The crowd stirred. Rouhani had emphatically repeated that Iran had no interest in pursuing a nuclear weapons capability and “will leave no stone unturned” to convince the world of that … as long as the world recognizes Iran’s “right” to develop its own nuclear technology, including enrichment, for peaceful purposes. But the president had been frustratingly vague when pressed for specifics. “The depth and detail of your questions will have to be addressed at the P5+1” he said at one point, referring to the meeting taking place across town among the foreign ministers of six world powers, including the U.S., and Iran’s foreign minister Zarif (the highest level meetings of officials from the two countries in more than 30 years).
So the crowd was expectant when, at Rouhani’s urging, Zarif bounded up to the podium to report on his hour-long meeting with the Security Council powers, and his private tete-a-tete with Secretary of State John Kerry afterwards. He was clearly excited. “We agreed to jump start the process,” he said, to agree at the outset on the parameters of what the end-state would look like — when it came to Iran’s nuclear program — as well as on a series of interim matching steps it would take to get it all done in a year’s time. “I’m very optimistic,” Zarif said.
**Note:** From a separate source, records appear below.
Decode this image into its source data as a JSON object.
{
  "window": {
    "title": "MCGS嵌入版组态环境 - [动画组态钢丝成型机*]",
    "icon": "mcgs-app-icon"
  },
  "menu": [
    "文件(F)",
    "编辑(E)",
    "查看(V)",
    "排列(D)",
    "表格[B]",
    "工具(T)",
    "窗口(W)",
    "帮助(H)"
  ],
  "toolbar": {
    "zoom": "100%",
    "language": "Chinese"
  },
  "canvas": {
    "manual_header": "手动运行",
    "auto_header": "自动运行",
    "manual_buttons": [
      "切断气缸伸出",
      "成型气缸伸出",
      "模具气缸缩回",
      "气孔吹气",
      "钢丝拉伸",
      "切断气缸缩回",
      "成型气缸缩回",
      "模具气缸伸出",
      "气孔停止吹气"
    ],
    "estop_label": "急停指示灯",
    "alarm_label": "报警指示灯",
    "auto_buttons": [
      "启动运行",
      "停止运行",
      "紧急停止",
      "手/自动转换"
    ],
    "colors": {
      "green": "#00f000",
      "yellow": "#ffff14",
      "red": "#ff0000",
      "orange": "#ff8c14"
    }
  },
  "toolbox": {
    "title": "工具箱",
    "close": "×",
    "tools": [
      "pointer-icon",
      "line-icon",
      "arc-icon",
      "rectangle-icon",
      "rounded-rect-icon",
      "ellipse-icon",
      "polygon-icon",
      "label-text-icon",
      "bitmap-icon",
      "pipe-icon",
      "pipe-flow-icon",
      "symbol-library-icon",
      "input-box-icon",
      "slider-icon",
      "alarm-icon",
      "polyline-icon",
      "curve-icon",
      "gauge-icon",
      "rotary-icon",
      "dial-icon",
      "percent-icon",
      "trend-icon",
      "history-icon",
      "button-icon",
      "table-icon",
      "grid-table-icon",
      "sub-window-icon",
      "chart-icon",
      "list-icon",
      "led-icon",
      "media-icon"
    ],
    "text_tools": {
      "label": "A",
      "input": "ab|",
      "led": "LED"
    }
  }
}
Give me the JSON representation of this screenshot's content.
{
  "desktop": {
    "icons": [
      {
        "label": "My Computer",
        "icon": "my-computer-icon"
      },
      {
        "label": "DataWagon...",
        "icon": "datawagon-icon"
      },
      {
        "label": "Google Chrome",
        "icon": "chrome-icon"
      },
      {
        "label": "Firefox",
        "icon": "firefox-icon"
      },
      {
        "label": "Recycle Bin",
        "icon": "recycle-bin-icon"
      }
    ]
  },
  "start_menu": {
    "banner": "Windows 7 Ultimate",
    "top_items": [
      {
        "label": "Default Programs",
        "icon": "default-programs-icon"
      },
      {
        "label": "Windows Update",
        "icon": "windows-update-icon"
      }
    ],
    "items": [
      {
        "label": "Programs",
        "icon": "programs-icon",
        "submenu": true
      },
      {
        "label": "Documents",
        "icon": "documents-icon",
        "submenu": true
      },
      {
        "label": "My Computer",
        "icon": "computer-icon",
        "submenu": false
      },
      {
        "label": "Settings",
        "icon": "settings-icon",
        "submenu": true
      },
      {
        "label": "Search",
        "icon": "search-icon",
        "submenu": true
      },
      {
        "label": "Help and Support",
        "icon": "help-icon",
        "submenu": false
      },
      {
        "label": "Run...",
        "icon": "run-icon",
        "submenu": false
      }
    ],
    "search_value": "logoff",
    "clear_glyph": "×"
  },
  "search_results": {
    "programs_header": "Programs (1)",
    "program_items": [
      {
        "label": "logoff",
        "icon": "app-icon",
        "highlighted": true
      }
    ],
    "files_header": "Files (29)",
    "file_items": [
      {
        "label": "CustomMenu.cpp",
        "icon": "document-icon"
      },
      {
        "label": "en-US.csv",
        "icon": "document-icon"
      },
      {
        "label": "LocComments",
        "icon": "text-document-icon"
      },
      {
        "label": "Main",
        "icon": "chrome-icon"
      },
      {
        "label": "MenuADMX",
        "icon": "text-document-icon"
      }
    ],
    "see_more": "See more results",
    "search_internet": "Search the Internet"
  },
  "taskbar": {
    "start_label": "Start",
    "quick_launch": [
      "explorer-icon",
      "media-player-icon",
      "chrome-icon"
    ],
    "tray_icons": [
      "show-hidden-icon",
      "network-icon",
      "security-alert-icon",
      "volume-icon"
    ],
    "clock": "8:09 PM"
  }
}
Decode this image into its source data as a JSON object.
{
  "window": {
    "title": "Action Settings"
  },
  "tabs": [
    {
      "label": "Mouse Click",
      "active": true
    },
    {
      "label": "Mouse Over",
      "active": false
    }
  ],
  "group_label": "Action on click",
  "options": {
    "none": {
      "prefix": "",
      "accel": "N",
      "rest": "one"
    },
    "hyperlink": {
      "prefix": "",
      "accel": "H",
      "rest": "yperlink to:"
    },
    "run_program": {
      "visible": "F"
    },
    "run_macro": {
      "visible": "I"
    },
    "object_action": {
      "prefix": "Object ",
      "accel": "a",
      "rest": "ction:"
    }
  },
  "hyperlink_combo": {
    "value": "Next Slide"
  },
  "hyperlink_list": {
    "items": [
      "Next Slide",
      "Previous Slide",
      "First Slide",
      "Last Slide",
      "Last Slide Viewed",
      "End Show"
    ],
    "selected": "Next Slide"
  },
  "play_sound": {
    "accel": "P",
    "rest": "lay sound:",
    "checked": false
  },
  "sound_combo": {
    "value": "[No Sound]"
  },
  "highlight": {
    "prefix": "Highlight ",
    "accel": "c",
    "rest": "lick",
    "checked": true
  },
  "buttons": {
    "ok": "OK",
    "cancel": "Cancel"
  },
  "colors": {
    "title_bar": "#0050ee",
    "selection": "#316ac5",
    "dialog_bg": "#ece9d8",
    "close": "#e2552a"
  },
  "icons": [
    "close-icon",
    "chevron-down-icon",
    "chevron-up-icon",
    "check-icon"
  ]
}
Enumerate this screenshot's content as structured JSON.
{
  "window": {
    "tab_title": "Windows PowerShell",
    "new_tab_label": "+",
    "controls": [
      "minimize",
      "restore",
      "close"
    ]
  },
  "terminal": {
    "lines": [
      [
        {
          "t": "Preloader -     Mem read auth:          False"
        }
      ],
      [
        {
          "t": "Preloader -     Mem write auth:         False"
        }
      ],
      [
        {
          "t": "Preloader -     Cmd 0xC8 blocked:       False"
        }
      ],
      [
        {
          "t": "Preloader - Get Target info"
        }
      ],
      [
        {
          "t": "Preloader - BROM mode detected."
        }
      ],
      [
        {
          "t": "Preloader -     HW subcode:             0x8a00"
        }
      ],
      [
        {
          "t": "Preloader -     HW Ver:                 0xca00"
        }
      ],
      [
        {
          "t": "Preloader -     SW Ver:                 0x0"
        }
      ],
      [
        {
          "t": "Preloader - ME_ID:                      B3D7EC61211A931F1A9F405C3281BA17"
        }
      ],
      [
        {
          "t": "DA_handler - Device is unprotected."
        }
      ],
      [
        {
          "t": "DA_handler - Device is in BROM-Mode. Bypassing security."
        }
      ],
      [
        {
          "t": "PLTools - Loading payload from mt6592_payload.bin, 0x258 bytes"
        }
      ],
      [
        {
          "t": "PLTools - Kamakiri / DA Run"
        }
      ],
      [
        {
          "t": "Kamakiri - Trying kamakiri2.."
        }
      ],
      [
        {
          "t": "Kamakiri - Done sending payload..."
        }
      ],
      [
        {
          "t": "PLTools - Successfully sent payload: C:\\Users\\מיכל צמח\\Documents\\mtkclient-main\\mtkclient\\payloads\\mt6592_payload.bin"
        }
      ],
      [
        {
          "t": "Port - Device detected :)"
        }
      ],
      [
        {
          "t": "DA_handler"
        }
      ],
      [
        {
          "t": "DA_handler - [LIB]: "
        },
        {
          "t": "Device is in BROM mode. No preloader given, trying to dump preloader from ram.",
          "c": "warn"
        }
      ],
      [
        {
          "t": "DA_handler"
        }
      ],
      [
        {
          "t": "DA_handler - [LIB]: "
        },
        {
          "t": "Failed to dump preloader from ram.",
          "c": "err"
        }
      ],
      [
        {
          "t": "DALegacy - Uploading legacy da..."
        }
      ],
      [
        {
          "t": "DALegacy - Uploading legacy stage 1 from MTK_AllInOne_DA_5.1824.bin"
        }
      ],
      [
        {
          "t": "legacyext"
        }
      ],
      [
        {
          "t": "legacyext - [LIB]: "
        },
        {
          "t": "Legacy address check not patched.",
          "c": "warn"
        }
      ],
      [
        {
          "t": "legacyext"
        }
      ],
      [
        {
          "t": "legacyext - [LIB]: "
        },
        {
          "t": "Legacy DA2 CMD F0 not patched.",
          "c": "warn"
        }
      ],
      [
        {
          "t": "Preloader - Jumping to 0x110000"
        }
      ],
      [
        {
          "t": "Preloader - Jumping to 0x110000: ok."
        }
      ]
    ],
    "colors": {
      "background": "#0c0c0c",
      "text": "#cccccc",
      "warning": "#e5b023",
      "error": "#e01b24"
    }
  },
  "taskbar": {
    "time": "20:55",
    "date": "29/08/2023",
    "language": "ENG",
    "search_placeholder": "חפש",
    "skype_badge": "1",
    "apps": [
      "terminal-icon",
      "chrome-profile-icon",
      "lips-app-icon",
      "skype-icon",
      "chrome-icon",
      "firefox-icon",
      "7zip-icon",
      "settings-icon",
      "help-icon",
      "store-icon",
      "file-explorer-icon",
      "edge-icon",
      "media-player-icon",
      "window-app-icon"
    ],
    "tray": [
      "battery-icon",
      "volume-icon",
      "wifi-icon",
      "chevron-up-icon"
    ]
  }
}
But 30 minutes later, in a background briefing, a senior State Department official involved in the same meeting insisted “there was not an agreement” on a process, much less on any specifics. “This was an introductory meeting,” the official said. Zarif’s presentation of how Iran wants to see the timeline unfold “has value,” and was far more forthcoming than anything heard from the Iranians in years of discussions, the official said, but “Nothing has been agreed upon. … It is a long way from agreement.”
So is the U.S. willing to agree on an “end state'” at the outset, rather than plod enough a series of “confidence building measures” to an uncertain goal? The official’s answer was to repeat President Obama’s statement in his U.N. speech that “Iran has the right to a peaceful nuclear program” once all the world’s concerns are addressed. And does that include the right to enrich? There was no answer.
The difference in the read-outs was instructive. There’s no question that the new attitude of this new Iranian president has created a different atmosphere for negotiations, remarked upon by both sides. But there is a lot of hard bargaining to do.
The unknown is what it will mean to have Kerry and Zarif personally engaged. After all, no one knows what went on in their private meeting, when they slipped aside for 30 minutes of conversation — without the usual note-takers.